Several States Seek to Ban Further Use of PFAS
Despite evidence of PFAS’ toxicity, chemical industry advocates claim the laws are going too far.
As reported by The Washington Post, 195 new bills have been introduced into various state legislatures this year in an effort to make more products free of per- and polyfluoroalkyl substances (PFAS).
According to the U.S. Agency for Toxic Substances and Diseases (ATSDR), PFAS are man-made chemicals that have been widely used in industry and consumer products since the 1940s—including products that resist grease, water, and oil—and remain in the environment for a long time.
ATSDR reports that research involving humans suggests that high blood levels of certain PFAS might lead to a number of health concerns, including increased cholesterol levels, changes in liver enzymes, increased risk of kidney and testicular cancer, increased risk of high blood pressure in pregnant woman, and decreased vaccine response in children.
But, according to The Post, the American Chemistry Council contends that most PFAS—a group of more than 5,000 chemicals—do not pose a threat and believes banning or restricting all PFAS goes too far.
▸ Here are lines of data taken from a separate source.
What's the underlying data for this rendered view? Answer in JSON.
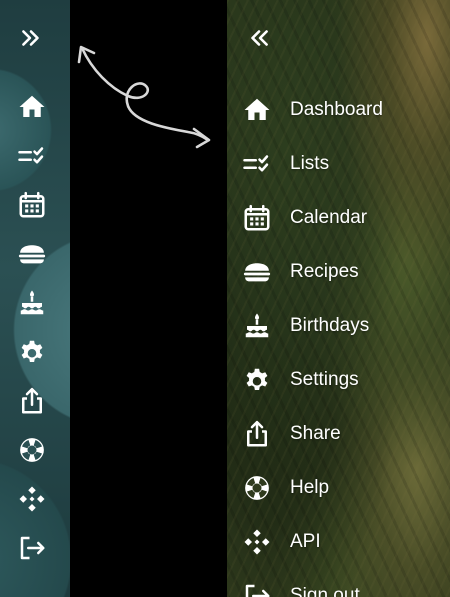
{
  "colors": {
    "icon": "#ffffff",
    "collapsed_sidebar_bg": "#2b5053",
    "gap_bg": "#000000",
    "arrow": "#d8d8d8"
  },
  "collapsed_sidebar": {
    "toggle_icon": "chevrons-right-icon",
    "items": [
      {
        "icon": "home-icon"
      },
      {
        "icon": "checklist-icon"
      },
      {
        "icon": "calendar-icon"
      },
      {
        "icon": "burger-icon"
      },
      {
        "icon": "cake-icon"
      },
      {
        "icon": "gear-icon"
      },
      {
        "icon": "share-icon"
      },
      {
        "icon": "lifebuoy-icon"
      },
      {
        "icon": "api-icon"
      },
      {
        "icon": "sign-out-icon"
      }
    ]
  },
  "expanded_sidebar": {
    "toggle_icon": "chevrons-left-icon",
    "items": [
      {
        "label": "Dashboard",
        "icon": "home-icon"
      },
      {
        "label": "Lists",
        "icon": "checklist-icon"
      },
      {
        "label": "Calendar",
        "icon": "calendar-icon"
      },
      {
        "label": "Recipes",
        "icon": "burger-icon"
      },
      {
        "label": "Birthdays",
        "icon": "cake-icon"
      },
      {
        "label": "Settings",
        "icon": "gear-icon"
      },
      {
        "label": "Share",
        "icon": "share-icon"
      },
      {
        "label": "Help",
        "icon": "lifebuoy-icon"
      },
      {
        "label": "API",
        "icon": "api-icon"
      },
      {
        "label": "Sign out",
        "icon": "sign-out-icon"
      }
    ]
  }
}
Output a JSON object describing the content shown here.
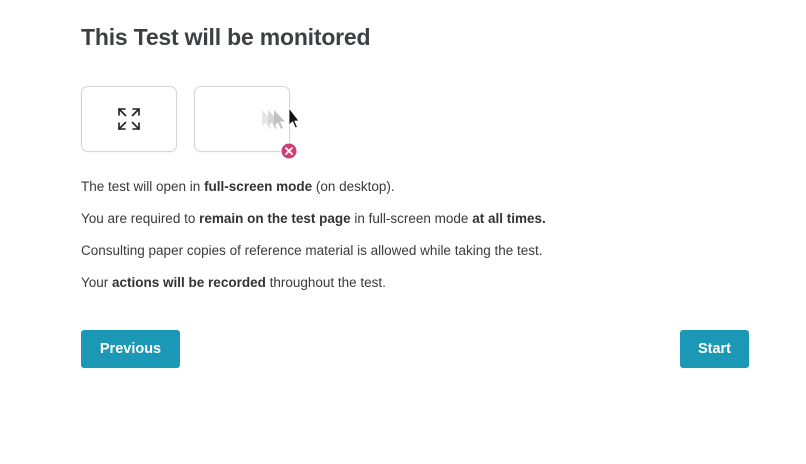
{
  "title": "This Test will be monitored",
  "icons": {
    "fullscreen": "expand-arrows-icon",
    "leave_page": "cursor-leaving-icon",
    "not_allowed": "close-circle-icon"
  },
  "rules": [
    {
      "t1": "The test will open in ",
      "b1": "full-screen mode",
      "t2": " (on desktop).",
      "b2": "",
      "t3": ""
    },
    {
      "t1": "You are required to ",
      "b1": "remain on the test page",
      "t2": " in full-screen mode ",
      "b2": "at all times.",
      "t3": ""
    },
    {
      "t1": "Consulting paper copies of reference material is allowed while taking the test.",
      "b1": "",
      "t2": "",
      "b2": "",
      "t3": ""
    },
    {
      "t1": "Your ",
      "b1": "actions will be recorded",
      "t2": " throughout the test.",
      "b2": "",
      "t3": ""
    }
  ],
  "buttons": {
    "previous": "Previous",
    "start": "Start"
  },
  "colors": {
    "primary": "#1b98b5",
    "danger_badge": "#cf3d74",
    "title": "#3d3f44"
  }
}
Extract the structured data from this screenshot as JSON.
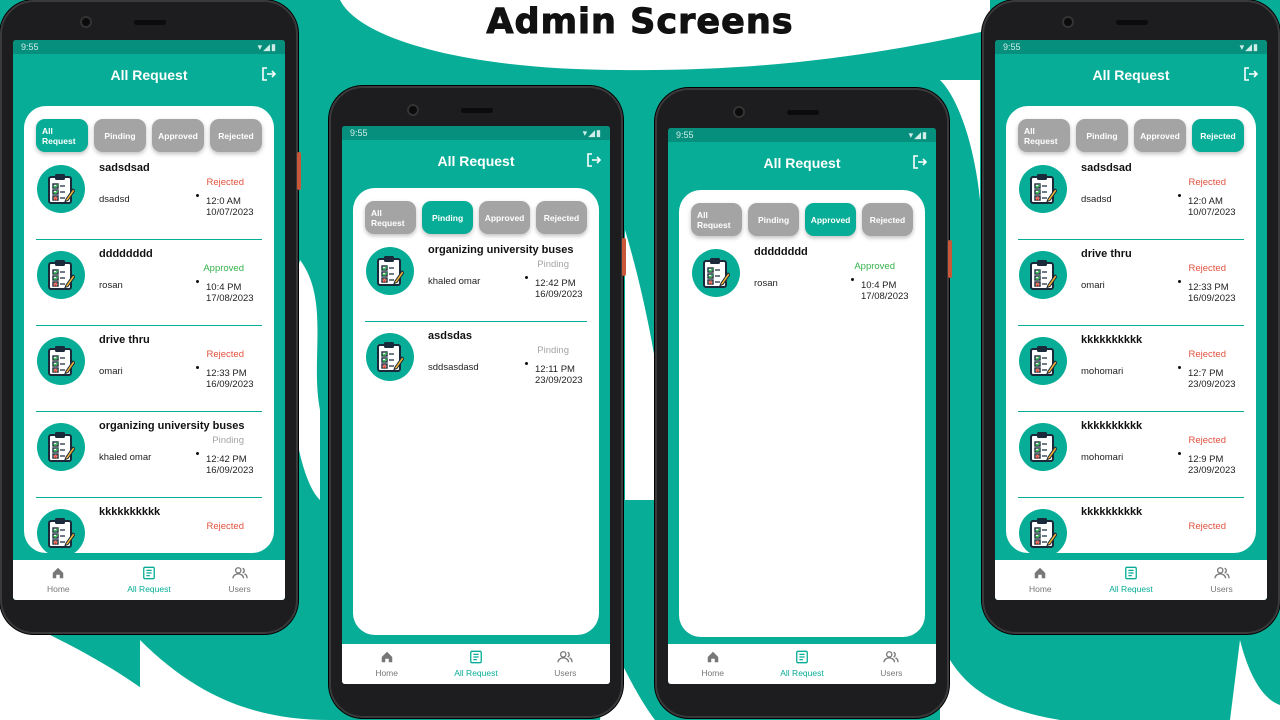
{
  "page_title": "Admin Screens",
  "colors": {
    "teal": "#07ad96",
    "rejected": "#e1513e",
    "approved": "#35b14a",
    "pending": "#a4a4a4"
  },
  "phones": [
    {
      "status_time": "9:55",
      "header_title": "All Request",
      "chips": [
        "All Request",
        "Pinding",
        "Approved",
        "Rejected"
      ],
      "active_chip": 0,
      "requests": [
        {
          "title": "sadsdsad",
          "status": "Rejected",
          "user": "dsadsd",
          "time": "12:0 AM",
          "date": "10/07/2023"
        },
        {
          "title": "dddddddd",
          "status": "Approved",
          "user": "rosan",
          "time": "10:4 PM",
          "date": "17/08/2023"
        },
        {
          "title": "drive thru",
          "status": "Rejected",
          "user": "omari",
          "time": "12:33 PM",
          "date": "16/09/2023"
        },
        {
          "title": "organizing university buses",
          "status": "Pinding",
          "user": "khaled omar",
          "time": "12:42 PM",
          "date": "16/09/2023"
        },
        {
          "title": "kkkkkkkkkk",
          "status": "Rejected",
          "user": "",
          "time": "",
          "date": ""
        }
      ],
      "nav": [
        "Home",
        "All Request",
        "Users"
      ],
      "active_nav": 1
    },
    {
      "status_time": "9:55",
      "header_title": "All Request",
      "chips": [
        "All Request",
        "Pinding",
        "Approved",
        "Rejected"
      ],
      "active_chip": 1,
      "requests": [
        {
          "title": "organizing university buses",
          "status": "Pinding",
          "user": "khaled omar",
          "time": "12:42 PM",
          "date": "16/09/2023"
        },
        {
          "title": "asdsdas",
          "status": "Pinding",
          "user": "sddsasdasd",
          "time": "12:11 PM",
          "date": "23/09/2023"
        }
      ],
      "nav": [
        "Home",
        "All Request",
        "Users"
      ],
      "active_nav": 1
    },
    {
      "status_time": "9:55",
      "header_title": "All Request",
      "chips": [
        "All Request",
        "Pinding",
        "Approved",
        "Rejected"
      ],
      "active_chip": 2,
      "requests": [
        {
          "title": "dddddddd",
          "status": "Approved",
          "user": "rosan",
          "time": "10:4 PM",
          "date": "17/08/2023"
        }
      ],
      "nav": [
        "Home",
        "All Request",
        "Users"
      ],
      "active_nav": 1
    },
    {
      "status_time": "9:55",
      "header_title": "All Request",
      "chips": [
        "All Request",
        "Pinding",
        "Approved",
        "Rejected"
      ],
      "active_chip": 3,
      "requests": [
        {
          "title": "sadsdsad",
          "status": "Rejected",
          "user": "dsadsd",
          "time": "12:0 AM",
          "date": "10/07/2023"
        },
        {
          "title": "drive thru",
          "status": "Rejected",
          "user": "omari",
          "time": "12:33 PM",
          "date": "16/09/2023"
        },
        {
          "title": "kkkkkkkkkk",
          "status": "Rejected",
          "user": "mohomari",
          "time": "12:7 PM",
          "date": "23/09/2023"
        },
        {
          "title": "kkkkkkkkkk",
          "status": "Rejected",
          "user": "mohomari",
          "time": "12:9 PM",
          "date": "23/09/2023"
        },
        {
          "title": "kkkkkkkkkk",
          "status": "Rejected",
          "user": "",
          "time": "",
          "date": ""
        }
      ],
      "nav": [
        "Home",
        "All Request",
        "Users"
      ],
      "active_nav": 1
    }
  ]
}
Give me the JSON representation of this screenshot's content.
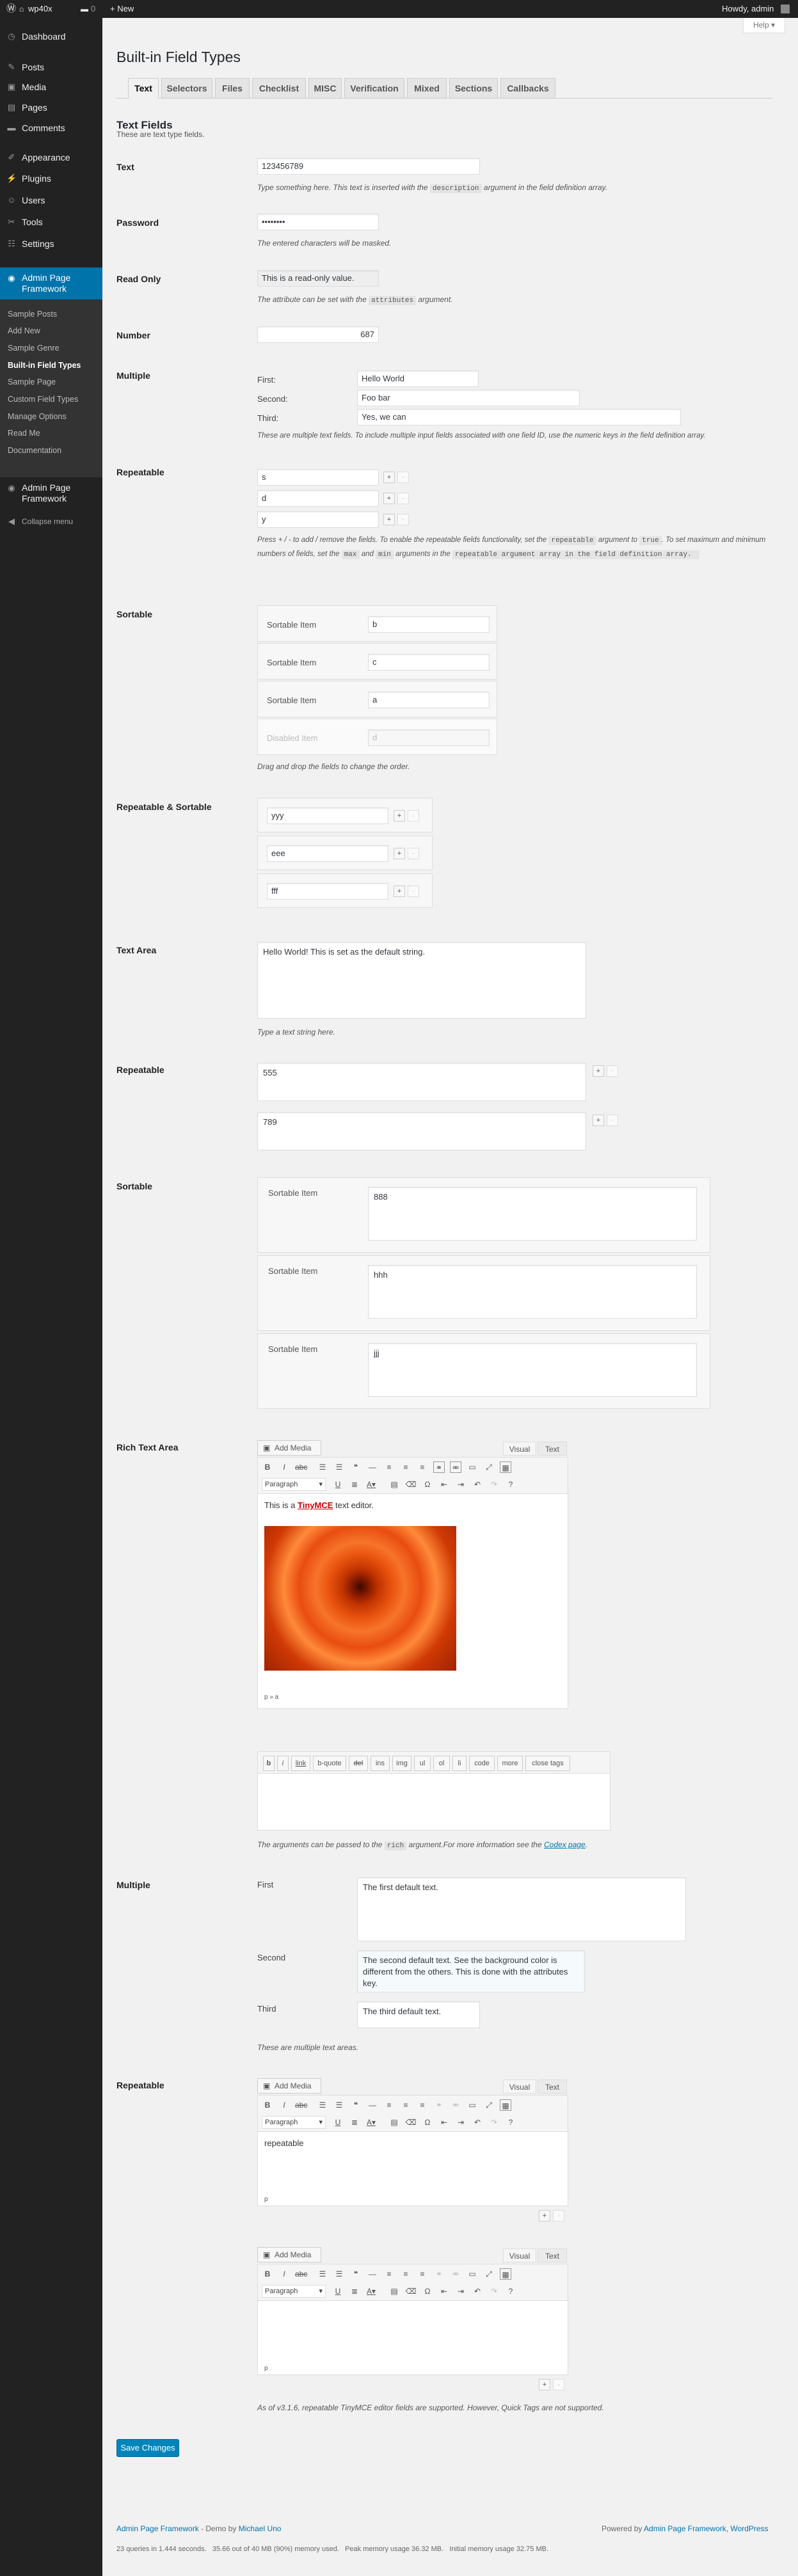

“We have strong concerns with overly broad state legislation that takes a one-size-fits-all approach to the regulation of these chemistries,” Robert Simon, American Chemistry Council vice president, told The Post. “Furthermore, a patchwork of conflicting state-based approaches could jeopardize access to important products.”
Since 2018, 24 states have voted to either ban or restrict the use of PFAS, The Post reports, with Minnesota being the latest to do so this May.
In 2022, Green Seal® decided to prohibit all PFAS, regardless of type, in any cleaning and personal care products certified by the organization. Read Green Seal Prohibits All PFAS in Cleaning and Personal Care Products to learn more about their decision.